Action for Boston Community Development
Found in 3 Collections and/or Records:
Collection — Multiple Containers
Overview Freedom House was founded in 1949 by African American social workers Otto P. and Muriel S. Snowden. It grew out of their initial community organizing with the Council on Community Affairs of Upper Roxbury (1947-1949). The initial goal of Freedom House was to centralize community activism in the fight for neighborhood improvement, good schools, and harmony among racial, ethnic, and religious groups in Roxbury, Massachusetts. Otto Snowden was the Director of St. Mark Social Center when he...
Dates: 1941-2004 (bulk 1949-1986)
Collection — Box: 9
Overview In 1982, Vice President John A. Curry reorganized the existing Office of Community Development into the Office of Community Affairs. Placed under the direction of Joseph D. Warren, the Office of Community Affairs' primary mission was to respond to the concerns of Northeastern University's neighbors. Additionally, the office administered several community outreach programs, such as the annual Thanksgiving food and Christmas toy drives and a scholarship program for Boston Housing Authority...
Dates: 1967-1989 (bulk 1982-1989)

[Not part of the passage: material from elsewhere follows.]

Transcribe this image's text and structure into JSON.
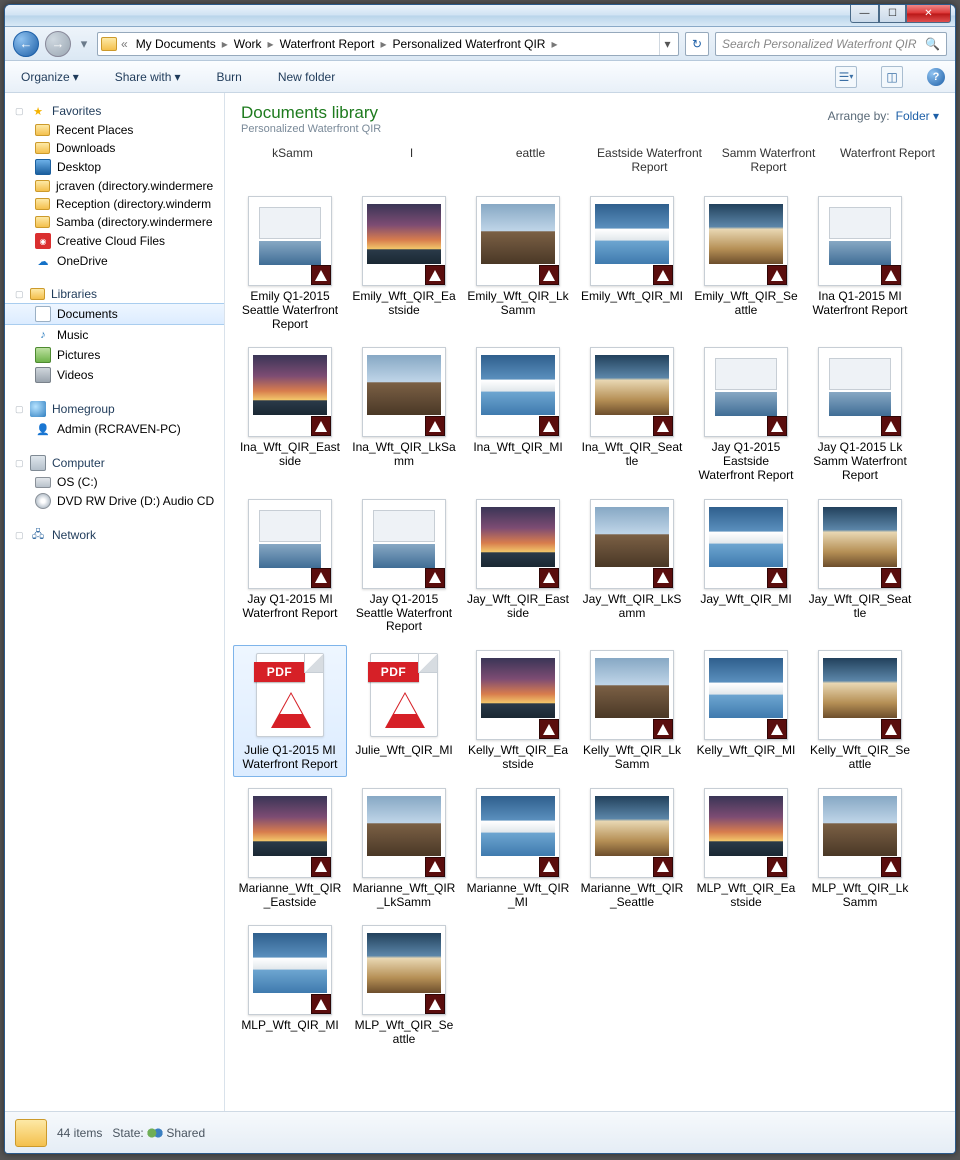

Overview RMSC is a social service agency modeled after the 19th century settlement house where all client services were located under one roof. It began as a three-year demonstration project in 1964 to provide services to the Roxbury and North Dorchester neighborhoods of Boston. From its inception, the mission of RMSC has been to offer programs and services designed to empower the residents of Roxbury and North Dorchester to become economically and socially self-sufficient. RMSC was originally funded by...